Response Modulation is the last, and potentially most harmful, strategy for regulating emotions. This involves suppressing or enhancing the behavioral manifestation of an emotion. When suppressing, you are attempting to hide your feelings. When enhancing, you are trying to amplify whatever emotion you are feeling. In the salad vs. burger situation, you could try to suppress your feelings of disgust as you eat your salad. Or, you could deliberately smile in an attempt to enhance the pleasurable feelings you might experience from making healthier choices. Over the long term, however, this strategy has been shown to take a toll on your cardiovascular health since attempting to control your feelings (without working through them) is actually more physiologically arousing than going ahead and expressing what you feel (Ochsner 2008).
So, what are the possible implications of enhancing your ability to self regulate – especially in a leadership context? The first is that we are empowered to take control of the interpretive process of emotion generation, thereby taking control of our emotional lives. This highlights the distinction between our reaction to a situation and what the situation actually is.
Secondly, we can then be more aware of the factors that influence our appraisals of any given situation (i.e. bias, placebo effect, etc.). We are thus empowered to base our reactions on our inner beliefs and values instead of on external factors – we are in control!
Finally, we can recognize that the responsibility that comes with taking control over one’s own emotional life can be used for good or evil. Failing to self regulate has both personal and societal consequences. On the personal level, you will experience greater stress and your mental and physical well-being will take a hit. On the societal level, the toll on human welfare taken by unchecked anger, stress, and fear cannot be measured in dollars alone.
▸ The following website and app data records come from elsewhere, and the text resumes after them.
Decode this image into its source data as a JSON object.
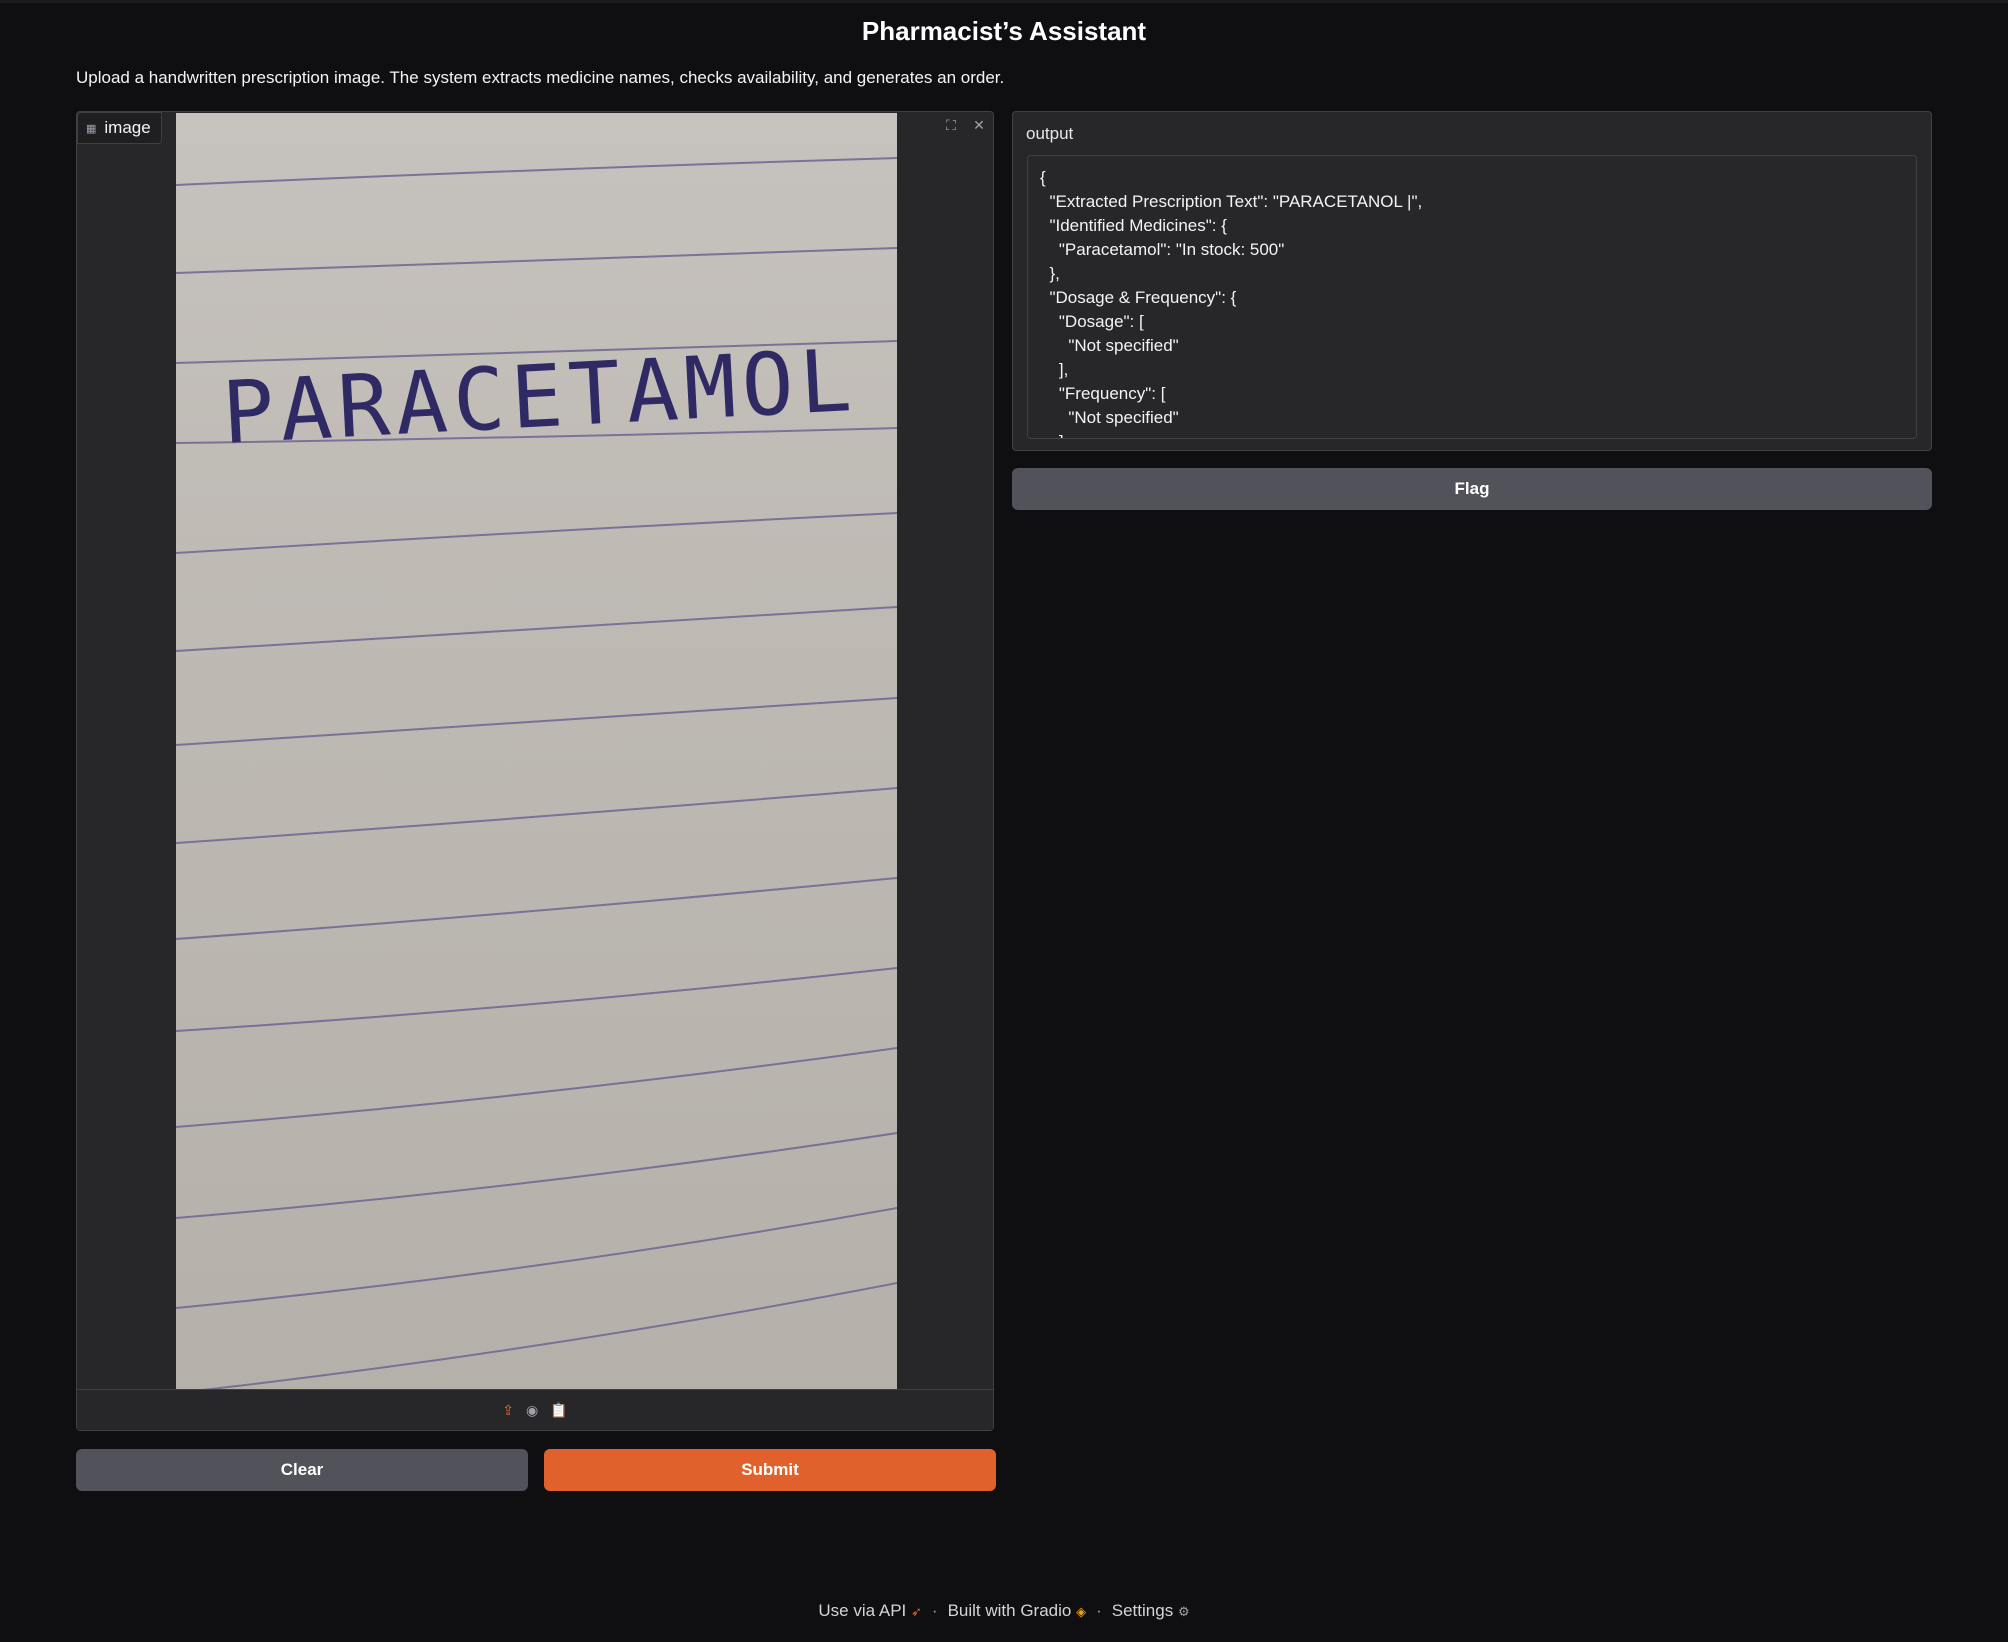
{
  "app": {
    "title": "Pharmacist’s Assistant",
    "description": "Upload a handwritten prescription image. The system extracts medicine names, checks availability, and generates an order."
  },
  "image_input": {
    "label": "image",
    "label_icon": "image-icon",
    "tools": [
      "fullscreen-icon",
      "close-icon"
    ],
    "photo_handwriting": "PARACETAMOL",
    "sources": [
      "upload-icon",
      "webcam-icon",
      "clipboard-icon"
    ]
  },
  "output": {
    "label": "output",
    "text": "{\n  \"Extracted Prescription Text\": \"PARACETANOL |\",\n  \"Identified Medicines\": {\n    \"Paracetamol\": \"In stock: 500\"\n  },\n  \"Dosage & Frequency\": {\n    \"Dosage\": [\n      \"Not specified\"\n    ],\n    \"Frequency\": [\n      \"Not specified\"\n    ]"
  },
  "buttons": {
    "clear": "Clear",
    "submit": "Submit",
    "flag": "Flag"
  },
  "footer": {
    "api": "Use via API",
    "built": "Built with Gradio",
    "settings": "Settings",
    "separator": "·"
  },
  "colors": {
    "background": "#0f0f11",
    "panel": "#27272a",
    "primary": "#e0612b",
    "secondary": "#52525b"
  }
}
If a leader is able to successfully regulate their emotions, they are thus able to enhance their self awareness, relational transparency, balanced processing, and internalized moral perspectives. Self awareness is important because leaders must be able to attend to internal thoughts and values in order to achieve valuable personal insights. Relational transparency encourages the development of vulnerability and intimacy, thus cultivating follower trust. Balanced processing allows leaders to avoid denial, distortion, and/or exaggeration when making decisions and remain objective when analyzing all relevant data. And, as mentioned above, internalized moral perspectives help leaders behave in accordance with internal values, beliefs, and moral standards so that they can avoid being overly influenced by external societal pressures.
All in all, the need for effective leadership has become increasingly salient and is now recognized as critical in today’s world of financial crises, ethical scandals, and widespread culture clashes. New leadership skills need to be considered, especially the ability to cope with stress and uncertainty while maintaining a positive focus on the future. Leaders in particular, and everyone in general, must be able to develop greater self-awareness and self regulated positive behaviors to foster positive self-development.